New album appeals to new listeners with unique style
Observer Scene | Thursday, October 13, 2005
At the end of the Greek movie “Z,” the first thing the government banned was “long hair on males.” Jim James, lead singer of My Morning Jacket, would have been burned at the stake for his hippie pirate style.
Just like the cult film, his band’s new album, “Z,” successfully attracts newcomers to the indie genre, as well as maintains fans of the band’s previous material.
When alt-country is looked up in the dictionary, Louisville’s My Morning Jacket can be found (not Wilco). The entry’s definition included melodic vocals that held long notes, slow and detailed tunes, a raw, authentic sound and an Aspen Edge beer advertisement credit (for their single “Mahgeetah”).
The biggest change from “It Still Moves,” Jacket’s last album, to “Z” might be in the faster tempo and less repetition in the songwriting. The first four songs of “Z” are a total of 14 minutes, compared to 22 minutes for the first four songs on “It Still Moves.”
The opening track “Wordless Chorus” sounds more like a Flaming Lips cover than anything My Morning Jacket has released before. Electronic synth pulses keep the beat as James’ familiar and warm voice enters. The song climaxes with James’ wild yet melodic howls.
“It Beats 4 U” relies on roll and rim percussion as well as a chorus that resembles a more conventional, mainstream alt-rock artists like Abandoned Pools or Our Lady Peace. James holds his notes in the chorus and bridge just like on previous songs “Masterplan” and “Run Thru” from “It Still Moves.”
“Gideon” is the first radio single off “Z” and sounds more like past Jacket material. Arpeggios on clean electric guitar cushioned by a pleasant kick drum and repetitive bass line, as well as the anthemic ringing major chords open the track as James holds long notes in both the verse and chorus. The restrained, innocent vocals are similar to vocal lines from “It Still Moves.”
Immediately after “Gideon,” the band gets its second wind with the fun and energetic “What a Wonderful Man.” The song is just over two minutes, unusually short for a My Morning Jacket tune. The sound is straight classic rock. “What a Wonderful Man” would fit on any Who or Alice Cooper record. Sing-along vocals, playful piano, sincere guitar and a memorable chorus make the track a highlight.
But James and company make up for the time on the next two tracks, “Off the Record” and “Into the Woods.” He opens “Off the Record” with an establishing guitar introduction. The verses’ rhythmic strumming combined with James’ jubilant screaming actually sound punk influenced – strange for a band whose lead singer is more likely to dress like a pirate, cowboy or hermit for Halloween than a skater.
The only disappointment with the album is that it is top heavy. The first five songs are strong and catchy. The rest of the album lacks a “Run Thru” or “Just One Thing.” Listeners will be better off repeating the first half than continuing on with the rest.

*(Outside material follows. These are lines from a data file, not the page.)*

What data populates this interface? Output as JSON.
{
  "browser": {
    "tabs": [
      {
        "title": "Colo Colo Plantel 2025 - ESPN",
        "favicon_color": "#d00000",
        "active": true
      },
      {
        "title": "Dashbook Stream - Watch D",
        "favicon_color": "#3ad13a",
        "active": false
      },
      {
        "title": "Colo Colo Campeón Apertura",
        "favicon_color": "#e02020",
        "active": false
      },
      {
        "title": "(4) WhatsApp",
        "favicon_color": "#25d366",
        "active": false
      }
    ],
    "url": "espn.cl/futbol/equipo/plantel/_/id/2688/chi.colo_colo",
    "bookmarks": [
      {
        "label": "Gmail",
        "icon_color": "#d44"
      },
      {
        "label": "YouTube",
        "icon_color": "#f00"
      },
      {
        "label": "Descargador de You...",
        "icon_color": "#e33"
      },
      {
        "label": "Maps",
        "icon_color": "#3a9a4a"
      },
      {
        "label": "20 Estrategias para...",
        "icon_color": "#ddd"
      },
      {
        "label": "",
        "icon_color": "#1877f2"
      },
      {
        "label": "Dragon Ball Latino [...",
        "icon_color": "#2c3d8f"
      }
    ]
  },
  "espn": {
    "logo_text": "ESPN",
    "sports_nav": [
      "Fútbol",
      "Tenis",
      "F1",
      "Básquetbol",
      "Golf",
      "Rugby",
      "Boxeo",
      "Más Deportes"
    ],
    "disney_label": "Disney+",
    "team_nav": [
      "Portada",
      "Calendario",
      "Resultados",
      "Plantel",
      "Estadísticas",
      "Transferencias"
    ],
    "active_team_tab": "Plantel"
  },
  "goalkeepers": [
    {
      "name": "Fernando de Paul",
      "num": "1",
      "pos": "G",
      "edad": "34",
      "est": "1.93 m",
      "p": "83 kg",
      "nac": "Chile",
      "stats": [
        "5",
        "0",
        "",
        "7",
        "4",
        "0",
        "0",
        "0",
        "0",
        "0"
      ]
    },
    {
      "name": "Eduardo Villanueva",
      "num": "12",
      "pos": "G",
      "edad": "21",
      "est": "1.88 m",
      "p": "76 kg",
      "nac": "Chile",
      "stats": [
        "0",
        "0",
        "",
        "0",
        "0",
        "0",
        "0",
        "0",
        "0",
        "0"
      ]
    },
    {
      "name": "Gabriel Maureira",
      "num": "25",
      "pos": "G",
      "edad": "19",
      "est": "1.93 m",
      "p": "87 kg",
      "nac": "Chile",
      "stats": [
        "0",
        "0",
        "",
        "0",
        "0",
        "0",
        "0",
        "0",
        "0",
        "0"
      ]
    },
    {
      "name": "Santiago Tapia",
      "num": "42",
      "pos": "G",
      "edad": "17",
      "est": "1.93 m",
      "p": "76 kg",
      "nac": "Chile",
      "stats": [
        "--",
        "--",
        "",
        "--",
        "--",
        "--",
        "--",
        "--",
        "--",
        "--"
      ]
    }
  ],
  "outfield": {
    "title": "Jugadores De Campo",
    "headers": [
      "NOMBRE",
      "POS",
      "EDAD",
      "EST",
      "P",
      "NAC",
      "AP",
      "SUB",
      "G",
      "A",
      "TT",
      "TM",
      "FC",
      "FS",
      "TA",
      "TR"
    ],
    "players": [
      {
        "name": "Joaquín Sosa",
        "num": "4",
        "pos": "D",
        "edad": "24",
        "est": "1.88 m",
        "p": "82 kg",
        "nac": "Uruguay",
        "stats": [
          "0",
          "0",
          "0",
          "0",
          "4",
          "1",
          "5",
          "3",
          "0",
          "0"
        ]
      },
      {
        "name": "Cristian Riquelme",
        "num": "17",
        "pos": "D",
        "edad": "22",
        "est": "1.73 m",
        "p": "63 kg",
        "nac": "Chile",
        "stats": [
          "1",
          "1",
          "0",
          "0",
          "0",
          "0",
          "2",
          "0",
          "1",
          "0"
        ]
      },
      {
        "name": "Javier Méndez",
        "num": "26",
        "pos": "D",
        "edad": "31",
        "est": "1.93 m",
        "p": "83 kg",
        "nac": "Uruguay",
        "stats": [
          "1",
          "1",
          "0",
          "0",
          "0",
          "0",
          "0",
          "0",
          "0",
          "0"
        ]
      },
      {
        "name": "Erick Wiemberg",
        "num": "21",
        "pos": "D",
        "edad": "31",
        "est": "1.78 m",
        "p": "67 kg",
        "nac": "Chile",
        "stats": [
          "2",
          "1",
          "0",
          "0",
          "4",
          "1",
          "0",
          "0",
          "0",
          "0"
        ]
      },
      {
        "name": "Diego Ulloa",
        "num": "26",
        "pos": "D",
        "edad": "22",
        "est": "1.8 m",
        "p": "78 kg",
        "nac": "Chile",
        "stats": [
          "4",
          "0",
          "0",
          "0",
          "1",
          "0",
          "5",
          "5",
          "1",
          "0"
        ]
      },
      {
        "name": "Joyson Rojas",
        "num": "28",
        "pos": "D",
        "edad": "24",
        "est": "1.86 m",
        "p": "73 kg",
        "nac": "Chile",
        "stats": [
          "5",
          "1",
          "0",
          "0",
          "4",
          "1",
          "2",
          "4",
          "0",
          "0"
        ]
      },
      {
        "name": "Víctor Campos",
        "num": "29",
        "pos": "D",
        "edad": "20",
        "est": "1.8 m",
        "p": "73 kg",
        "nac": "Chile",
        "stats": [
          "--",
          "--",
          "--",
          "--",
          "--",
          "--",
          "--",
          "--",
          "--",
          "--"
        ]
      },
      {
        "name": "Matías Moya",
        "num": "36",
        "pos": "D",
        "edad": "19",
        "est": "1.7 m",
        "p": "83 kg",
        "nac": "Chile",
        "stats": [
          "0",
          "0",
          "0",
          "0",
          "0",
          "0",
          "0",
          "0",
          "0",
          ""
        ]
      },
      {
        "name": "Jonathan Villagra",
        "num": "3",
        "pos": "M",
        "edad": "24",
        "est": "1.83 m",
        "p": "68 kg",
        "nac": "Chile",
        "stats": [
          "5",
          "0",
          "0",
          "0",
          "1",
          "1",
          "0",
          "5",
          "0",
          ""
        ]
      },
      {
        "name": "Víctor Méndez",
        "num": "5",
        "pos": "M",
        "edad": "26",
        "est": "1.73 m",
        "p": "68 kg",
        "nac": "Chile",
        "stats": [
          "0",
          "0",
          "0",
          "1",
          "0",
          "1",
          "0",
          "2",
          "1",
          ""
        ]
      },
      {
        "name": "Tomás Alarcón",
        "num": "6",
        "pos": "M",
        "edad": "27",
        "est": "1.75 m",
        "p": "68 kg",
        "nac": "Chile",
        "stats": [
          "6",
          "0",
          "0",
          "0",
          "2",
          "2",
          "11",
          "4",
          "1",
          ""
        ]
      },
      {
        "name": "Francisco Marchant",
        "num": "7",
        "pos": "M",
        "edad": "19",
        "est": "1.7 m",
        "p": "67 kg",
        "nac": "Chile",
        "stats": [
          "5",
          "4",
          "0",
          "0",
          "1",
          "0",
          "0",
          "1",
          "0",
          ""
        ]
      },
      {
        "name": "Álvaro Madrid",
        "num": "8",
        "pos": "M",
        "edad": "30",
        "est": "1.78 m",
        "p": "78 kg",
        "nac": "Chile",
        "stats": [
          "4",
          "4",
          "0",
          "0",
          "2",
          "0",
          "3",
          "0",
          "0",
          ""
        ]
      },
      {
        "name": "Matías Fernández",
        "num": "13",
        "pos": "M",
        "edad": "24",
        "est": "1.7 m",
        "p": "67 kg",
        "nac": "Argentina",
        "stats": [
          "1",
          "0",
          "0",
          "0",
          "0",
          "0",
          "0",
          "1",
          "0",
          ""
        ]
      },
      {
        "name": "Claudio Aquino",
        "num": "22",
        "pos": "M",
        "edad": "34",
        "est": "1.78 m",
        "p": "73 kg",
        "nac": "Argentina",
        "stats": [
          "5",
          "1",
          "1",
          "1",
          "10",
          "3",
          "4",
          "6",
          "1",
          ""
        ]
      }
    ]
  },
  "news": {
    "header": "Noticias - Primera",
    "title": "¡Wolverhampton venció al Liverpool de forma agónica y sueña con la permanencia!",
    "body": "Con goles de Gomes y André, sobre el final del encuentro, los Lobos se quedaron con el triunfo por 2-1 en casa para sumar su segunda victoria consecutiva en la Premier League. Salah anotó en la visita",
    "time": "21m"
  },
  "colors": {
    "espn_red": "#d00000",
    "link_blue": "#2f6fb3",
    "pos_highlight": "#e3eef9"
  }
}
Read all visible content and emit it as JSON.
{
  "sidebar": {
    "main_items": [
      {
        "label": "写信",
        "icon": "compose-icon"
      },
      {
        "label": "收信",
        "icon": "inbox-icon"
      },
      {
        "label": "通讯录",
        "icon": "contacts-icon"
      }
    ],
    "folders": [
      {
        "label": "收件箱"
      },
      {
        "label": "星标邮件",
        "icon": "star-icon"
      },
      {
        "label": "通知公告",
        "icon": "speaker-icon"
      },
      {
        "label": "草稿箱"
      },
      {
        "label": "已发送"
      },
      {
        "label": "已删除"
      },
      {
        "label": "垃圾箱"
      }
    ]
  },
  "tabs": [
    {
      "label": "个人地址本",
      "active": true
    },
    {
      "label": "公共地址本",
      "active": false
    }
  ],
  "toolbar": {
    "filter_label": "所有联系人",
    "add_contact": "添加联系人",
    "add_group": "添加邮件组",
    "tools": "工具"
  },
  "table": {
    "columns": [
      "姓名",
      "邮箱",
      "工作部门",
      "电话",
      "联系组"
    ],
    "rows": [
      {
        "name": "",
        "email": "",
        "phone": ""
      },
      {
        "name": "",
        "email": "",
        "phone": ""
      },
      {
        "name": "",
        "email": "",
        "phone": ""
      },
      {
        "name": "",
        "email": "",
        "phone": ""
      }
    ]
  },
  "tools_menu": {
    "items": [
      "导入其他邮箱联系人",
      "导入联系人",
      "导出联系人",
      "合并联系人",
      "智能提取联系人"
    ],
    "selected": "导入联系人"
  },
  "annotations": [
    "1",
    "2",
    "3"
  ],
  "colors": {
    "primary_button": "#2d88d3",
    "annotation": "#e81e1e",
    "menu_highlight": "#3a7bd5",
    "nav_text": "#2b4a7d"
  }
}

My Morning Jacket still employs the unusual recording style that makes the album sound like it was written in a log cabin – vocals echo distantly and songwriting invokes country western influences with major chord progressions and gentle, personal melodies.
The band is definitely evolving, however, and the music features more variety than previous records.